Don’t do as the EU does, do as the EU does
The only quick route, the easiest solution, is to replicate the same tariffs we have with the EU. In which case, why the hell did we leave the EU to do our own thing?
All the crapology of wrestling control from Europe and placing it in the hands of caring, sharing England is so much hooey. The UK is forced to keep things as they were because that’s the only way to avoid a disastrous swap over.
And we can’t ask EU states severally to alter their rates to suit us. EU member states like what they have. Why should they alter them for dear old Blighty, the nation that has given them the finger?
We’re not taking back control.
We are about to get mired in a reorganisation certain to put small and big business, as well as careers and jobs on the line. (My one is US based. I argue for others here.)
Don’t forget the small matter of the EU already a functioning member of the WTO. We can’t just ‘do our own thing’ without the EU getting truly annoyed. And believe me the EU is in no mood to accommodate England’s desire to rekindle pride in old Empire ideals.
Middle England has thrown Europe into the clutches of the far Right and neo-fascists, while May presides over some of the most repugnant ideals I’ve heard in my lifetime outside General Franco’s rule. No wonder each days see a hardening of attitude by EU member states.
And that’s not all.
Where is our army of trade negotiators and accountants needed to process the gargantuan transfer? Where are the experts to open and close discussions with China over their cheap steel exports? Do we really think China will just nod sagely, bow, and say, okay, go ahead, block our steel, or add massive tariffs so we can’t sell it in the UK.
Where is our sooper-doper legal teams to compose the new contracts for thousands of tariffs and contracts? At the very least we have to be in a position to announce provisional tariffs, at the very least.
No matter how cocky is May and her cohorts, the very people they represent will be the ones to give them the first bruising, big business and corporations, banks and financial institutions. You can hear their grumbles already.
Meanwhile, Liam Fox continues to show how shallow and inexpert he is, and how xenophobic Middle England is in for a painful shock. For all their bellyaching they might remain where they were, but much poorer.
A list of betrayals
The English NHS isn’t getting an illusory £350 million.
The slogan on the bus mentions nothing of the money that flows back to the UK. If you look closely at the photograph above the two statements side-by-side imply £350 million will be channelled into the English NHS system. But that’s not what it says. The two statements are a non sequitur. Where on that bus does it state the NHS will get that amount? Was it composed too mislead?
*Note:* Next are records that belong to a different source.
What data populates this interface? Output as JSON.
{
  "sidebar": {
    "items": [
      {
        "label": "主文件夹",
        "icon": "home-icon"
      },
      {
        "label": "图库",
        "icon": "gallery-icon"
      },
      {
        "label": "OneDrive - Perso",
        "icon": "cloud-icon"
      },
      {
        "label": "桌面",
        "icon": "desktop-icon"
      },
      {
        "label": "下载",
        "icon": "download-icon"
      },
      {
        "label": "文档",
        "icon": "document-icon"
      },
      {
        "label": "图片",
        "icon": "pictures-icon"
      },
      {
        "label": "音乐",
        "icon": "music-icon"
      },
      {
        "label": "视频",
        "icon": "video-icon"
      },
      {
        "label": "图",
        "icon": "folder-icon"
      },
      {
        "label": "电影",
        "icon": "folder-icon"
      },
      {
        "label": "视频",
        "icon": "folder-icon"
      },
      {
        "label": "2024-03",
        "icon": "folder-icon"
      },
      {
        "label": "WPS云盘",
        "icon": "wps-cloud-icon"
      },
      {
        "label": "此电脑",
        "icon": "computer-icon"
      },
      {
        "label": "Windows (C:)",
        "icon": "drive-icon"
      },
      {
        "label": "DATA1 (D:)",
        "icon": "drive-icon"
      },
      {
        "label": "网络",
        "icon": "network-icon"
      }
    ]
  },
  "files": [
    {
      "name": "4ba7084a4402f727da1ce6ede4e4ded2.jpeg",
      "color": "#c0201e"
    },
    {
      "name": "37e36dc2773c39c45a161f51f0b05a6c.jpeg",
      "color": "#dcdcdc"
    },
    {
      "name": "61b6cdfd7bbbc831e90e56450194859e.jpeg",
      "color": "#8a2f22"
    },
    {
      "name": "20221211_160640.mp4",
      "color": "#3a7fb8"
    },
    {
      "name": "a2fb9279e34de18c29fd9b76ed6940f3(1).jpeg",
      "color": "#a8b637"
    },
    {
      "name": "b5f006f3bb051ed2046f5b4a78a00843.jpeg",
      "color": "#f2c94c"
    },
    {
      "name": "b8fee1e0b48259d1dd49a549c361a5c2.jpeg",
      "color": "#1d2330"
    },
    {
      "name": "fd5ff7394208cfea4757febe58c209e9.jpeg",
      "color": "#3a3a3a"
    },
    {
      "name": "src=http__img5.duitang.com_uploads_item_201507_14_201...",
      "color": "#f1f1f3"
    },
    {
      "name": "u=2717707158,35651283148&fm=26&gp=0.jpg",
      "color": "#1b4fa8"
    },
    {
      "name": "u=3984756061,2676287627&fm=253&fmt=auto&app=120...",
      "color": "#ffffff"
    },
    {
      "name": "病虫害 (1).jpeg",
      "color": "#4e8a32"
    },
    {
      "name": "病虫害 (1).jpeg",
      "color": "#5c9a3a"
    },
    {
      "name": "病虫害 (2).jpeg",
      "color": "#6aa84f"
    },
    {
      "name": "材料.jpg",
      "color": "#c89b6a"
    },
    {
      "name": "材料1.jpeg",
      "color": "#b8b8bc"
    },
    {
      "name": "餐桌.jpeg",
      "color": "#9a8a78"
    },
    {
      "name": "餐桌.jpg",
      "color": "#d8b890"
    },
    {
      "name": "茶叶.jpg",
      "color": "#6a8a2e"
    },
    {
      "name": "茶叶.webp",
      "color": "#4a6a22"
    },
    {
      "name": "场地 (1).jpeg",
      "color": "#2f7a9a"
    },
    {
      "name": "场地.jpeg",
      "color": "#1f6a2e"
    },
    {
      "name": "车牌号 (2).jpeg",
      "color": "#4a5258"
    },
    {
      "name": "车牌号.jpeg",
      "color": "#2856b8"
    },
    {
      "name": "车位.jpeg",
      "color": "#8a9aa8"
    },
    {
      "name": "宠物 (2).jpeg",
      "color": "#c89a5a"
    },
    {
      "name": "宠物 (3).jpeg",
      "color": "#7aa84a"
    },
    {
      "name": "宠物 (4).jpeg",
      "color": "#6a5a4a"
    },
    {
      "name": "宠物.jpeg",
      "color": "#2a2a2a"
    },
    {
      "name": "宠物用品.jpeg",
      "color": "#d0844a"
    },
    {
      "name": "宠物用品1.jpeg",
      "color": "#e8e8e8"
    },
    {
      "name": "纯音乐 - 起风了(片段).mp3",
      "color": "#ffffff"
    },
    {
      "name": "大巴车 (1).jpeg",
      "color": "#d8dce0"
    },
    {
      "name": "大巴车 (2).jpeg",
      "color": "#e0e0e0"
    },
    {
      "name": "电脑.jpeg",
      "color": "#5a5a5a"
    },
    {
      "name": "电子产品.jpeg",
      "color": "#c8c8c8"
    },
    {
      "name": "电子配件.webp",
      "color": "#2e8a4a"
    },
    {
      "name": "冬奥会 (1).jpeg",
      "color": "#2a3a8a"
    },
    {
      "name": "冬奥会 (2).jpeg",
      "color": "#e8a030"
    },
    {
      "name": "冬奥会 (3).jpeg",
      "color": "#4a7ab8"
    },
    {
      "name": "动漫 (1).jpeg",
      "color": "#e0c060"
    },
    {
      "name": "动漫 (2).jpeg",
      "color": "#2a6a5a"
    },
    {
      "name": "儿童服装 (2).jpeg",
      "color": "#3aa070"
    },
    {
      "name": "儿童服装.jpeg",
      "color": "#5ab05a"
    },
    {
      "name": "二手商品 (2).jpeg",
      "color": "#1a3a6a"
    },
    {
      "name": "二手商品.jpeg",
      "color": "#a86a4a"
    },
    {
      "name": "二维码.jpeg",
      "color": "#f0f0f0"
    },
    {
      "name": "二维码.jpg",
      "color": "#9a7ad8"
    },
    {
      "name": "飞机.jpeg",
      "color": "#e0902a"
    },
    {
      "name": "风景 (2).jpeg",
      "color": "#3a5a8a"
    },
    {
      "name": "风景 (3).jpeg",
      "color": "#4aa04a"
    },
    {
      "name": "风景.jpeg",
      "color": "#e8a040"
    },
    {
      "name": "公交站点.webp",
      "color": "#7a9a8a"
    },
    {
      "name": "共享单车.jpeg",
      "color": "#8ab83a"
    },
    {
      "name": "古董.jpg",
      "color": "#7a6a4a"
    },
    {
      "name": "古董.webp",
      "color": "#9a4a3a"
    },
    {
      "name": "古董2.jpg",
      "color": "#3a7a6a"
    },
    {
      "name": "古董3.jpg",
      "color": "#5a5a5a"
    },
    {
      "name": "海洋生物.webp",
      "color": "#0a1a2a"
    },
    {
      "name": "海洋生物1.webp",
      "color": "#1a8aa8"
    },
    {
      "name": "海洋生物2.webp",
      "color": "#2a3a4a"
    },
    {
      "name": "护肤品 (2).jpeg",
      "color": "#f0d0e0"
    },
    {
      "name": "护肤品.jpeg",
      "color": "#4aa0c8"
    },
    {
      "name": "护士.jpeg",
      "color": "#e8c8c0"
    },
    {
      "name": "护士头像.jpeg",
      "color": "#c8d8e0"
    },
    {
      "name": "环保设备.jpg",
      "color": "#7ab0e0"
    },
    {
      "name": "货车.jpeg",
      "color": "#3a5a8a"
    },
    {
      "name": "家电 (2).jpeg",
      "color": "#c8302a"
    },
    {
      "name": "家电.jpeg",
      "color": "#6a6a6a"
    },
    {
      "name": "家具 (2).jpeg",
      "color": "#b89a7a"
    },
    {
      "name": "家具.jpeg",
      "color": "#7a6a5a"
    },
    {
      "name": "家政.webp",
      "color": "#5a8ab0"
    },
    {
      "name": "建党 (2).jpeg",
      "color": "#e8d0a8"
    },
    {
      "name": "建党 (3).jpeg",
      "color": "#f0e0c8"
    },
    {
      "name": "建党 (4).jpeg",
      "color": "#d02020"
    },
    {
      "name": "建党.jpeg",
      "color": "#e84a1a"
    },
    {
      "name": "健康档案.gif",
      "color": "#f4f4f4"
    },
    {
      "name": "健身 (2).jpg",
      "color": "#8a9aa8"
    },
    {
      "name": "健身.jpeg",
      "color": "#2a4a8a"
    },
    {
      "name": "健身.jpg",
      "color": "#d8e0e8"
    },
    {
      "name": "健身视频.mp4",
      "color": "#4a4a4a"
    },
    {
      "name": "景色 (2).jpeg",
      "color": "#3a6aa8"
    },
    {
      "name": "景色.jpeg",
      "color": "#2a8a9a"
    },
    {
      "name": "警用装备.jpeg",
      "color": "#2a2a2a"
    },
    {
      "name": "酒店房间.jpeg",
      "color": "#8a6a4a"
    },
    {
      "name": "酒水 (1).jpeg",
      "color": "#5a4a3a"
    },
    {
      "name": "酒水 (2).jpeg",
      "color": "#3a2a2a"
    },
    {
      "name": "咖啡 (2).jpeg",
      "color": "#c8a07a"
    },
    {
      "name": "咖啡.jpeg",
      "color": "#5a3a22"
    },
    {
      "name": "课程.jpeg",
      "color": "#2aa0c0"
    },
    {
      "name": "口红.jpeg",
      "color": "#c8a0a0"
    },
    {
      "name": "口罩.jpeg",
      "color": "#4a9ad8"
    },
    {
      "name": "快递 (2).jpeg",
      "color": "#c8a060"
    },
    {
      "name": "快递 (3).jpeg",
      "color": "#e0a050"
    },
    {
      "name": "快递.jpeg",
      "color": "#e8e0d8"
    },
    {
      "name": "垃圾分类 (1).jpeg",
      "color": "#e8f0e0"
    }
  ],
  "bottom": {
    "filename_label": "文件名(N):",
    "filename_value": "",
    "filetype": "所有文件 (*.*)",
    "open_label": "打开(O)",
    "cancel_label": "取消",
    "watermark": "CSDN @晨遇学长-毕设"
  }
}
You can bet it was.
Moreover, it doesn’t make clear Scotland has its own NHS. How’s that for fooling some of the people some of the time?
Money might be spent on building a new Royal Yacht. (Are you still laughing at the back?)
The pound in your pocket is losing value.
Expats in sunny Spain and elsewhere might not get their pension delivered as usual. And they can look forward to paying for medical attention.
Gibraltar, as well as London, swathes of England, Northern Ireland and Scotland, voted overwhelmingly to remain in Europe. Gibraltarians, Brits to a bulldog, and probably a Barbary ape too, are livid they have been abandoned by Westminster.
Theresa may refuses to say whether or not European leaders and economists are correct asserting whatever happens the UK must pay the EU a minimum of £18 billion Euros as a golden handshake. That’s your taxes, dear reader, the taxes Europhobes said they could protect and nurture. And there’s worse to come. The Bank of England forecasts greater inflation. Nothing but bad news that was supposed to be good news.
Well, dear Middle England, how do you like them apples?